The magical appeal of asters is reflected in Ancient Greek mythology. The Greek goddess Astraea grew distressed that the night sky had so few stars. She began to weep, and her tears fell to the ground. Suddenly, star-shaped flowers began to sprout every place her tears touched the ground.
Morning Glory as the September Flower
The September birth flower, morning glory, has a wide range of colors that include purple, pink, white, blue, and magenta. The delicate, shallow trumpet-shaped flower has a romantic mystique as a climber. The flowers unfurl and open wide in the morning sun, only to close and die at sunset. Morning glories first bloom in early spring and will continue until the first frost in the fall.
How to Grow Morning Glories

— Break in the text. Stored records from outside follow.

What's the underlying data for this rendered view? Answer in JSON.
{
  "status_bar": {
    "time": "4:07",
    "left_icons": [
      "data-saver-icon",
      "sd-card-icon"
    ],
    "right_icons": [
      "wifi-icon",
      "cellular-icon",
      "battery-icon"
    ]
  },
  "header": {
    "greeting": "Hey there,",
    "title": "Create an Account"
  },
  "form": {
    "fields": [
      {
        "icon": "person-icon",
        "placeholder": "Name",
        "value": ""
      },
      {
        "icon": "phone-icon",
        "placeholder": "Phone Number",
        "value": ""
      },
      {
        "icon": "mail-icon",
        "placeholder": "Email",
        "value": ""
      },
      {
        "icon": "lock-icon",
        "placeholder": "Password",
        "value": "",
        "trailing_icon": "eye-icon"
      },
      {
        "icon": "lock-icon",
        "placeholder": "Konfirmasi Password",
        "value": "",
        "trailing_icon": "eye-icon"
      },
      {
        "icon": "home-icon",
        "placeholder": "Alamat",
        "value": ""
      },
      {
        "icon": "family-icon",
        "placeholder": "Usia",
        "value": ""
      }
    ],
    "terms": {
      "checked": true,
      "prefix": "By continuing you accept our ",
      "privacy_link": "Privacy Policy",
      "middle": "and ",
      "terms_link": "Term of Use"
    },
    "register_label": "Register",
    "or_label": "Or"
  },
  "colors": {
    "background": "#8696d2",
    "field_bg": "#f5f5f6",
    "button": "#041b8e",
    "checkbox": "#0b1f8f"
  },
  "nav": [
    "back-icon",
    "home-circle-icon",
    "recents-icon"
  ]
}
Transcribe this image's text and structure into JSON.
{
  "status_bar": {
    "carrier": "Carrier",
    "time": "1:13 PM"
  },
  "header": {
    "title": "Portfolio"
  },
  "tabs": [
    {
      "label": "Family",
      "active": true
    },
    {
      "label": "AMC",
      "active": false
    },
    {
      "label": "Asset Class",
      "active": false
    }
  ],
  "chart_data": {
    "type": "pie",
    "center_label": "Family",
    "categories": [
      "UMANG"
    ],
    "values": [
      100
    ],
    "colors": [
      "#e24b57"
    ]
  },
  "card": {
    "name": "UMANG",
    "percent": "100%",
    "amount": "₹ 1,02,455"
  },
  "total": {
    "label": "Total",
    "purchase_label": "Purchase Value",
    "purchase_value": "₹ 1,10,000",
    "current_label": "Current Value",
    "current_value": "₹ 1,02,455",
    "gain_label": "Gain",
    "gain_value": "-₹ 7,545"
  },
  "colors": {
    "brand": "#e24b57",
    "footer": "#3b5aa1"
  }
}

Morning glories are extremely low-maintenance. In fact, they will reseed themselves each year. These climbers have curly tendrils that add to their unique, graceful beauty. A favorite Victorian garden flower, these nostalgic beauties wrap themselves around poles, trellises, pergolas, and arbors. If you want to attract hummingbirds and butterflies into your garden, plant morning glories.
Sun and Soil Requirements
Morning glory flowers require full sun in order to open and trumpet their beauty all day. Soil that is well-drained and nutrient rich is the ideal for this flower. However, morning glory is a resilient flower that can survive in less fertile soil. The better the soil, the more flowers the vines will produce. The vines can grow 6-10 feet long in a single season, so you are assured of vibrant flowers to cover your trellis or pergola. Morning glory makes a vibrant, colorful groundcover.
Keep the soil moist, but never over-water. Morning glory plants can tolerate drought conditions.
Pests and Diseases
Some of the pests that attack morning glory flowers include cotton aphids, leaf-cutter, spider mites, and leaf miner. Some of the common morning glory diseases include leaf spot and damping off (fungus).
Morning Glory Seeds Are Poisonous
Keep children and pets away from morning glory seeds. The seeds are poisonous.
Symbolism of Morning Glory
A morning glory is a symbol of mortality. The short lifespan of the flower also symbolizes unrequited love or a short-lived love. One myth found in Chinese folklore tells of two lovers represented by the morning glory. The couple were doomed, since they were only able to meet once a year for a special day together from sunrise to sunset.
You may enjoy learning the meanings of the morning glory colors. You can use these brief explanations to select the morning glory color you wish to send to someone celebrating a September birthday.
- Blue - trustworthy, loyal
- Magenta - passionate love
- Pink - gentle romantic love
- Purple - noble love, beauty
- White - innocence, pure love
September Flowers for Gardens and Celebrations
You can choose either aster or morning glory flowers for your September birth flower. Both flowers make a wonderful choice for growing or gifting.